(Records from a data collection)
============

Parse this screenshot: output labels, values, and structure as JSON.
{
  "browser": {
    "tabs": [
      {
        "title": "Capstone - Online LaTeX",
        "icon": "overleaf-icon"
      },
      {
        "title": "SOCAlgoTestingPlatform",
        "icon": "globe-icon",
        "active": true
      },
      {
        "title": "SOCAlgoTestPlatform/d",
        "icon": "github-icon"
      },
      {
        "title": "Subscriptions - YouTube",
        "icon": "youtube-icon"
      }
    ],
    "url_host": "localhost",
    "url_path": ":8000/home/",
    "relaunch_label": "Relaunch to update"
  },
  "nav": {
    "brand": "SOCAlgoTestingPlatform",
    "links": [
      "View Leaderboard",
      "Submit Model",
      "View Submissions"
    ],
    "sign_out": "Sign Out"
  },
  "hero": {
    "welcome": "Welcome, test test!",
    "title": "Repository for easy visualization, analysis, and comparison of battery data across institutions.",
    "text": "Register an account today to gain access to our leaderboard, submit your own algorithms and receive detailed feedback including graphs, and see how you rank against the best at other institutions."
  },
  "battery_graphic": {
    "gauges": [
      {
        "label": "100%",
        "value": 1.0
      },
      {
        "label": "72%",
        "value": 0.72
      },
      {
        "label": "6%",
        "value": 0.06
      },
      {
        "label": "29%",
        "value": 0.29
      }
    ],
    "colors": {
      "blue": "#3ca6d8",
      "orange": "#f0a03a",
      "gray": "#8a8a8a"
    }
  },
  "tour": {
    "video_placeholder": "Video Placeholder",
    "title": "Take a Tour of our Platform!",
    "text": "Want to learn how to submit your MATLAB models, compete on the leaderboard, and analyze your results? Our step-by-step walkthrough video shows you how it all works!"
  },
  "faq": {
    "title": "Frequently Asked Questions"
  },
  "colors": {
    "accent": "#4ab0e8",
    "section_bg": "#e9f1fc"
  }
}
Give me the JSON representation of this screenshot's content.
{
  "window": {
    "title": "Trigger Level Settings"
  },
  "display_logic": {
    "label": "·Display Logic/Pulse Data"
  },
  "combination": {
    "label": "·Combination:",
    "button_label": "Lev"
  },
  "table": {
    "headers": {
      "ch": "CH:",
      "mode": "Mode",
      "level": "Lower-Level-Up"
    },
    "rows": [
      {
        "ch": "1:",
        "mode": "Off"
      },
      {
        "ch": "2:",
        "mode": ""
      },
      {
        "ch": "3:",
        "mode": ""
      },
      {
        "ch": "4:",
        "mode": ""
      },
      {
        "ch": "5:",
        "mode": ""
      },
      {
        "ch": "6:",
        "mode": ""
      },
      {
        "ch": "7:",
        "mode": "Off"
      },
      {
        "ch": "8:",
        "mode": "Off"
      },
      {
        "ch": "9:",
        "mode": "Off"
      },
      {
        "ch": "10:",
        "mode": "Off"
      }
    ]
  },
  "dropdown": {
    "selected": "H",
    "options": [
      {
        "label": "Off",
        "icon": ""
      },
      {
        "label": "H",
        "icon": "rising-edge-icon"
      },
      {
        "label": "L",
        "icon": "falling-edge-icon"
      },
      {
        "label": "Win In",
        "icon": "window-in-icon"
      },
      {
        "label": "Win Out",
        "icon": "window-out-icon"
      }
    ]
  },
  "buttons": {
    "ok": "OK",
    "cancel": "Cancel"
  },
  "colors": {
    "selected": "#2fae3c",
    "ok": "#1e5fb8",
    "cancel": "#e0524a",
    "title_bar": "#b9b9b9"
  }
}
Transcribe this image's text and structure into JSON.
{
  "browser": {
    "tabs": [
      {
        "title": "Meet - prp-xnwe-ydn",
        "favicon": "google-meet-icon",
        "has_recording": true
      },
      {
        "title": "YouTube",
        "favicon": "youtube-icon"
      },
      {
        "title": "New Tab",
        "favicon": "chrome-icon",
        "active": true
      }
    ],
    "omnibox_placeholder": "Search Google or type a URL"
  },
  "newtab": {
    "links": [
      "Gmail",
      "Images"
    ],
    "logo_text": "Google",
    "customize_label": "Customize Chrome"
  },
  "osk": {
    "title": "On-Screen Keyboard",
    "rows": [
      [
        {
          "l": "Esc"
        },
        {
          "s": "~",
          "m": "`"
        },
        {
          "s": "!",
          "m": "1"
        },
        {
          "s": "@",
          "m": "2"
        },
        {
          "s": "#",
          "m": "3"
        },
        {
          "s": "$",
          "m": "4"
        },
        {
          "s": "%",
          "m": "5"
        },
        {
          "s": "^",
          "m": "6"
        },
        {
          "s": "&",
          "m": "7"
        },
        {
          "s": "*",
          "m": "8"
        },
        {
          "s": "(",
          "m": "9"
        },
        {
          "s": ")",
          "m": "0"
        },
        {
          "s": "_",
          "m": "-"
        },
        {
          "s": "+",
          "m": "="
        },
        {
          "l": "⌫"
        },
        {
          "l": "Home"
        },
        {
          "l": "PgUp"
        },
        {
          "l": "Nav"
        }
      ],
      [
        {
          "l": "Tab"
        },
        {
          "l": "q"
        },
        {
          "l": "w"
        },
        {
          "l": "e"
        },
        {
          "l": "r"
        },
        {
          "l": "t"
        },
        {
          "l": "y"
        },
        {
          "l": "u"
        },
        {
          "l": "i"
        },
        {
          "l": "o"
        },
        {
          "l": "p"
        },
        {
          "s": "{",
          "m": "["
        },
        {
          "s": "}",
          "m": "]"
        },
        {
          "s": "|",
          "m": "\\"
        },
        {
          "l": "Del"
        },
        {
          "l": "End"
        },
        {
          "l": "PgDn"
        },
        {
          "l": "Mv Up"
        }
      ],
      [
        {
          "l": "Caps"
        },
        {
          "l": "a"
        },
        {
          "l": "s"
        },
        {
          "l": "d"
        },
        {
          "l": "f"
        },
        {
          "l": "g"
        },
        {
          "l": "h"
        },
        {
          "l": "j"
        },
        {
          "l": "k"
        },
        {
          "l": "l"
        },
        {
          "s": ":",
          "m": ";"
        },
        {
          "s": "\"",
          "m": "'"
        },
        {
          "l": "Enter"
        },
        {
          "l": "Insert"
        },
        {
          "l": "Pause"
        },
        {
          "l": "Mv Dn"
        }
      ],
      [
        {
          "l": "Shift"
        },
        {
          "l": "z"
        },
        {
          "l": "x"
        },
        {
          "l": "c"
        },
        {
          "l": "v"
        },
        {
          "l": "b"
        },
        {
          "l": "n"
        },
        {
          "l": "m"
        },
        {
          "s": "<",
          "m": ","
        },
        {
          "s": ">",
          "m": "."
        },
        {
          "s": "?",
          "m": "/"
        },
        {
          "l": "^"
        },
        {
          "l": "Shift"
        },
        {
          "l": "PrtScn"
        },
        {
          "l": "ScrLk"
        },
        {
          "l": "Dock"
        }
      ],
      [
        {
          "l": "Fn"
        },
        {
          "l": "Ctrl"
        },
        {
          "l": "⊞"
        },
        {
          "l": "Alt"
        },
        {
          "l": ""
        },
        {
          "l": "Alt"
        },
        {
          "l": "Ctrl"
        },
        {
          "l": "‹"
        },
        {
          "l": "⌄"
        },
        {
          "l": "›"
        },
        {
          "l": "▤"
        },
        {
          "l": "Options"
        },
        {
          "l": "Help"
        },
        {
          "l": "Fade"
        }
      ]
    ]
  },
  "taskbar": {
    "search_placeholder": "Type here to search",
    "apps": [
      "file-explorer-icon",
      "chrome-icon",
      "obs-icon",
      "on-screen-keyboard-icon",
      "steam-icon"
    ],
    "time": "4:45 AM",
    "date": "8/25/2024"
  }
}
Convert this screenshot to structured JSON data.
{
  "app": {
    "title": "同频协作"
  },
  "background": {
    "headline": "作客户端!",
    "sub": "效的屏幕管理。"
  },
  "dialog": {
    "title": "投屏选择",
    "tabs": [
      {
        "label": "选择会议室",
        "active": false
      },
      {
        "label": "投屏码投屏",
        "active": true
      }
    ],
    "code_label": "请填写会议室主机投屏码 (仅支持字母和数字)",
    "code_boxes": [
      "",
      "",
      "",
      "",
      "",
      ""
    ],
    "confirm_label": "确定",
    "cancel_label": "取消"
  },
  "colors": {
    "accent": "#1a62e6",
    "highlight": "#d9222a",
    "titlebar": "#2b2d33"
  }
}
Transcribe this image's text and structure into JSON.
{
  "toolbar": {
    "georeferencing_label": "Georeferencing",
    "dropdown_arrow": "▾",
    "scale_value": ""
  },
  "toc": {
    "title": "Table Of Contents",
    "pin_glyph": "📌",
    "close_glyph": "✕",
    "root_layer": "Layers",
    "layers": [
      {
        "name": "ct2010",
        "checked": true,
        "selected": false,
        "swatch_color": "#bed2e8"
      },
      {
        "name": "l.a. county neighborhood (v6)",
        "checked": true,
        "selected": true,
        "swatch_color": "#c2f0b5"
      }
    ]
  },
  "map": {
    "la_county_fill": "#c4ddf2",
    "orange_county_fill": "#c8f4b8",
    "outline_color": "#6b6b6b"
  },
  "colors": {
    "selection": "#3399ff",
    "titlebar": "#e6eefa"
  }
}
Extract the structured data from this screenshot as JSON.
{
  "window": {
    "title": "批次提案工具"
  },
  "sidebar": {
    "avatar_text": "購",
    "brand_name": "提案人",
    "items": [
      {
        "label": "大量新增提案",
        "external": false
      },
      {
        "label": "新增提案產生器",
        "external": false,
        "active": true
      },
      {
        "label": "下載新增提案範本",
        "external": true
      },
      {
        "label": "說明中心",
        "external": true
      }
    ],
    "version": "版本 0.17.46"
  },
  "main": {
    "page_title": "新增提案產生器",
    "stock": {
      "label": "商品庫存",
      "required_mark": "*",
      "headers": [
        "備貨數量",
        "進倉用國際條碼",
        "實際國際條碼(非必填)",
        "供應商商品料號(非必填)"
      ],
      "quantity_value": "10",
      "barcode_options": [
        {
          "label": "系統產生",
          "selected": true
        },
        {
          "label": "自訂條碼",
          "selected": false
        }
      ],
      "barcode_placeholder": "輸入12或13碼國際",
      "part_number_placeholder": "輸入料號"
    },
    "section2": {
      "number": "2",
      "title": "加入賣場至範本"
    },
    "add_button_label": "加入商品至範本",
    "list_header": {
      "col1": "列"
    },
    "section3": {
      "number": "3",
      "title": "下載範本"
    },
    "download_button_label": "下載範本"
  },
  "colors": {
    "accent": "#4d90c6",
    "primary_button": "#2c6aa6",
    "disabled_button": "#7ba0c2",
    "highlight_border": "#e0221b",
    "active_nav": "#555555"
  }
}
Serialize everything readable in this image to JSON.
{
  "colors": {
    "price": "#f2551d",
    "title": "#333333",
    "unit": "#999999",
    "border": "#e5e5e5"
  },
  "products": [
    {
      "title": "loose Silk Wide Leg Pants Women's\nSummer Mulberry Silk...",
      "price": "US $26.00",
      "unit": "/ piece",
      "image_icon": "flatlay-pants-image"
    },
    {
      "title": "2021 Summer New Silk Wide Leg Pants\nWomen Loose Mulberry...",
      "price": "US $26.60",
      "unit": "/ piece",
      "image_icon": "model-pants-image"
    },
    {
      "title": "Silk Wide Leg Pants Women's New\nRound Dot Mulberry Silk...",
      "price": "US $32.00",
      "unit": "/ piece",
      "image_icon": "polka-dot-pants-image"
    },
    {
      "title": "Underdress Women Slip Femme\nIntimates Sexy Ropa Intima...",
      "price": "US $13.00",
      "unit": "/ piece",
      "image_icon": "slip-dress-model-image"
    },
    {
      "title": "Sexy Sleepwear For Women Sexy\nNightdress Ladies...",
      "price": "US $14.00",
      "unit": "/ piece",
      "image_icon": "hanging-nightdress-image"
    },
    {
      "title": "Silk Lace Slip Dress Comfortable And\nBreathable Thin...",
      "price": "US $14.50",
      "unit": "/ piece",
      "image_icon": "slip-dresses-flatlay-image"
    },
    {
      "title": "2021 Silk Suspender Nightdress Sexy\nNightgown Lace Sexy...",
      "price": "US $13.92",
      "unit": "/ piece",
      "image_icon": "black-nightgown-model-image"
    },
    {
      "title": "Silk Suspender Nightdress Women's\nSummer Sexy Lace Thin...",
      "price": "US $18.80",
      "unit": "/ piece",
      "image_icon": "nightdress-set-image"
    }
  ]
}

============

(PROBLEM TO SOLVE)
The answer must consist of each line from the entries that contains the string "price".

(ANSWER SPACE)
    "price": "#f2551d",
      "price": "US $26.00",
      "price": "US $26.60",
      "price": "US $32.00",
      "price": "US $13.00",
      "price": "US $14.00",
      "price": "US $14.50",
      "price": "US $13.92",
      "price": "US $18.80",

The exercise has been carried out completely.